Many people in Switzerland seem to be getting angrier and angrier, and no one really knows why – and much less what to do about it. I think we struggle to understand recent developments – the renewed surge of populism, the increasing polarization – because we misunderstand the way people do politics on a more fundamental level. In my research, I hope to show that by accounting for the emotional, personal side of politics, some of the puzzles we face in the social sciences turn out to be less perplexing after all.
What is your envisioned outcome of the overall project?
On a more practical level, I hope that our research project can help shift the way we think about politics in Switzerland, and the appeal of populist narratives more broadly. Alternative narratives are needed, but if they do not connect on an emotional level, if they see voters as policy-preference-calculators rather than people, they will inevitably fall short of conviction. I also hope to convey, through my personal research and the work of the entire project, that science can and should be a lot more creative than is commonly understood. Decolonial calls to de-center ‘Western’ research practices shouldn’t only be made on an ethical or political level. Exploring new forms of knowledge-making is a scientific necessity, and we should engage and embrace these developments as opportunities to think about the world in new and enlightening ways.
What are you most looking forward to in this collaboration?
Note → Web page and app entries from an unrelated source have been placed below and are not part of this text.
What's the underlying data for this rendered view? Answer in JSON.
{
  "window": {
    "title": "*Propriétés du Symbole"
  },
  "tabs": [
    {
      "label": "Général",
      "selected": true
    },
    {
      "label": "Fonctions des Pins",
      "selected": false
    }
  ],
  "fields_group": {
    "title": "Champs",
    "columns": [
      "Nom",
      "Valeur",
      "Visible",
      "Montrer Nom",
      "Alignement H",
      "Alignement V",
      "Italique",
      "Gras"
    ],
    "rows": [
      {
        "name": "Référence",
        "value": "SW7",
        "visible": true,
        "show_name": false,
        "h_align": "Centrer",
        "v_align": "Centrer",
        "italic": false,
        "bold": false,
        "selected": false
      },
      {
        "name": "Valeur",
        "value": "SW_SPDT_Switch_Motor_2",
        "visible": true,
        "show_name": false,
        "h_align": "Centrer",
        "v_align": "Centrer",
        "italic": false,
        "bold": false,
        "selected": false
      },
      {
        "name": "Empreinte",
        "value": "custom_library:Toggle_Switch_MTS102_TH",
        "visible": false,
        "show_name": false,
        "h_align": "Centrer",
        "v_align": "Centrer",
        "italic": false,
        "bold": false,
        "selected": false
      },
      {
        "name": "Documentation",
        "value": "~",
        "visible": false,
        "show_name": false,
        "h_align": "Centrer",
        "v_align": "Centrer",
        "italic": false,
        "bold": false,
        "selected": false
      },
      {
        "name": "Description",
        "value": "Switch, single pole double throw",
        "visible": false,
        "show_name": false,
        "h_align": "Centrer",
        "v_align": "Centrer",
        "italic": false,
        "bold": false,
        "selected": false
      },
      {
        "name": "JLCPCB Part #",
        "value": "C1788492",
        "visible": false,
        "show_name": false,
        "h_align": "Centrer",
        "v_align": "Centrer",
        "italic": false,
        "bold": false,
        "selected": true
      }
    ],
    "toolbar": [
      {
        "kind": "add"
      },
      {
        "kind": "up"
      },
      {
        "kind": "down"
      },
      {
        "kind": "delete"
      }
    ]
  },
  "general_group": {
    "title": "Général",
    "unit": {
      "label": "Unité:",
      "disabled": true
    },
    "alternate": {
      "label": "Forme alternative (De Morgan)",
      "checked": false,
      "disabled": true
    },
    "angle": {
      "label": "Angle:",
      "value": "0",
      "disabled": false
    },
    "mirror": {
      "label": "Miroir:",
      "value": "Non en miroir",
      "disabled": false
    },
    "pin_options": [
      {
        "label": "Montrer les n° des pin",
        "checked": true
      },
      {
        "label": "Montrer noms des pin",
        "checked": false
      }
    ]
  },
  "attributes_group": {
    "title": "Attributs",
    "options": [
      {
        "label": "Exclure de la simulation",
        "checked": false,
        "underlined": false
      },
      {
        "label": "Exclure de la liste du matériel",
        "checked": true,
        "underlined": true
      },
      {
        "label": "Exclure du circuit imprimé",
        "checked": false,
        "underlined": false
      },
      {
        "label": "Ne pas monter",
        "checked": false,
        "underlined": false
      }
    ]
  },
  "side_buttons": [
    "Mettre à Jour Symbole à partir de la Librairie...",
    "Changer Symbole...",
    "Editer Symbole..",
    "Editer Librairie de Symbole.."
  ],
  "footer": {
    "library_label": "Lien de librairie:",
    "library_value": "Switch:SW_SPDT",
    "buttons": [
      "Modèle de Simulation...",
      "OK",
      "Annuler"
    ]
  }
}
I really enjoy the transdisciplinarity of the project. There is a wide range of interests, experiences and approaches amongst the team, and I do not think I have left a conversation without something new to think about. It makes for a very stimulating environment, and I can’t wait to put all the ideas that have been stewing in my head out there.